The railroad continued to serve Lake City until a precipitous decrease in mining activity in the mid-1920s caused the branch to begin losing money and abandonment was attempted in 1931. However, it was initially unsuccessful due to the loud protests from the Lake City residents. The Public Utilities Commission finally allowed the Denver & Rio Grande to give up the line and the last train left Lake City left on May 25, 1933. In August, the line was bought by the owner of the Ute-Ulay Mine at Henson. The company attempted to operate the branch as the San Cristobal Railroad by using a “galloping goose” (a flange-wheeled automobile). But this lasted only a year or so before the rails were pulled and sold as scrap.
Beginning in the late 1930s, Lake City’s tourism industry began to grow and a number of historic motor courts and small guest cabins were built that continue to stand today.
Today, Lake City is called home to about 375 people. It continues to hold the county seat of Hinsdale County and is the only incorporated town in the county, which is the most sparsely populated county in Colorado.
The city was made a National Historic District in 1978 and features over 200 historic buildings. A Lake City Historic Walking Tour is made up of 34 sites with interpretive plaques. The historic structures include homes, outbuildings, barns, churches, public buildings, motor courts, and the oldest operating courthouse in Colorado. For more information and guided tours, visit the Hinsdale County Museum at 130 N. Silver Street.
Visitors find endless outdoor recreation opportunities including hiking, fishing, hunting, boating, and more. The town is known by many as the jumping off point to five of Colorado’s fourteeners (14,000′ peaks) — Sunshine, Redcloud, Handies, Wetterhorn, and Uncompahgre.
Lake City is located on the west slope of the continental divide along Colorado Highway 149, northwest of Creede and southwest of Gunnison. It can also be accessed on the Alpine Loop National Backcountry Byway from Ouray or Silverton, with a high-clearance four-wheel drive vehicle.
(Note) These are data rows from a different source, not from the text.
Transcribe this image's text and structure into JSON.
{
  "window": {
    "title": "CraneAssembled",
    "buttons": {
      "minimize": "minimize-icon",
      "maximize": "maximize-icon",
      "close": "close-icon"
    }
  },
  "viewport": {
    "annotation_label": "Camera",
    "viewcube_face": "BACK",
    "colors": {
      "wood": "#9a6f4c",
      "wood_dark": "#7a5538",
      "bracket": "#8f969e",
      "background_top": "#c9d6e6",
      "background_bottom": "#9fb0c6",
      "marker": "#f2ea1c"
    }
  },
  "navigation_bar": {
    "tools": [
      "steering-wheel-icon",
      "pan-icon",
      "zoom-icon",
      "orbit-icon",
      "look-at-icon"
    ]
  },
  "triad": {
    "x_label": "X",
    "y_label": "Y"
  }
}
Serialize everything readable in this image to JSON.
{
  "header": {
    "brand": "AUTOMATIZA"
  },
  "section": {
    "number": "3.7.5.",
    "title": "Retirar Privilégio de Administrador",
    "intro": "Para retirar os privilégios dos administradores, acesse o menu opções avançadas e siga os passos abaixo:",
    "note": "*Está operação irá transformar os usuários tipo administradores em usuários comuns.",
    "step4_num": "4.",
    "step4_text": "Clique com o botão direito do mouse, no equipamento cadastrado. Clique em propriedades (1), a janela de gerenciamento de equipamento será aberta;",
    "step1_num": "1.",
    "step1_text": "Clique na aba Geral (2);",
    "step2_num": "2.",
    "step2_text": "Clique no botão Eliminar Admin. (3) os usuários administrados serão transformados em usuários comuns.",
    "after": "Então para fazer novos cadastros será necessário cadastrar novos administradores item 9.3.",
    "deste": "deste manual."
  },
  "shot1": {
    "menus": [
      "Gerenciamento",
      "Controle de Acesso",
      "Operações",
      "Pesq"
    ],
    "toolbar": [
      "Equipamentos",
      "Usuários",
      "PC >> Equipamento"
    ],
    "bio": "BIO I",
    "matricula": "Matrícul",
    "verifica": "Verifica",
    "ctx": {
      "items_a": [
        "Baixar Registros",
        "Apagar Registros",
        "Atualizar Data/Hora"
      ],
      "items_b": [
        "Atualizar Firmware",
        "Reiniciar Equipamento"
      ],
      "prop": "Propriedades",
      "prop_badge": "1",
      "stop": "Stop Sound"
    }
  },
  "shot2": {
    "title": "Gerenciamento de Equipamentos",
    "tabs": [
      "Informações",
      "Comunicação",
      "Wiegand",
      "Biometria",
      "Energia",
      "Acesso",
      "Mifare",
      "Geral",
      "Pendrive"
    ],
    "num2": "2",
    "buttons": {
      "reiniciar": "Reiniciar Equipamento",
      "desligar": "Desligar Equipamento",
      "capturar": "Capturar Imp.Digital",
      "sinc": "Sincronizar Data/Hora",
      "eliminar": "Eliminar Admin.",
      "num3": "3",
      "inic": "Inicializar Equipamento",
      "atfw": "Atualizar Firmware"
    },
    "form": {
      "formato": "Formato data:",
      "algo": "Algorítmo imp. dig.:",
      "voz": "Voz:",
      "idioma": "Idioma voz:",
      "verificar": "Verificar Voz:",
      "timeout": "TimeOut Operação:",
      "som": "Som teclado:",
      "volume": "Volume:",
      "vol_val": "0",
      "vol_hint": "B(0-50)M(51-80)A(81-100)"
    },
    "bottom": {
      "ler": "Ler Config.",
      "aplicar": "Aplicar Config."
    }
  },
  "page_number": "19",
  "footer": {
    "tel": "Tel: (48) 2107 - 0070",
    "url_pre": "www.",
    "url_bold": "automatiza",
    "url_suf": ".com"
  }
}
© Kathy Weiser-Alexander, August 2018.
Hall, Frank; History of the State of Colorado, Blakely Printing Company, 1895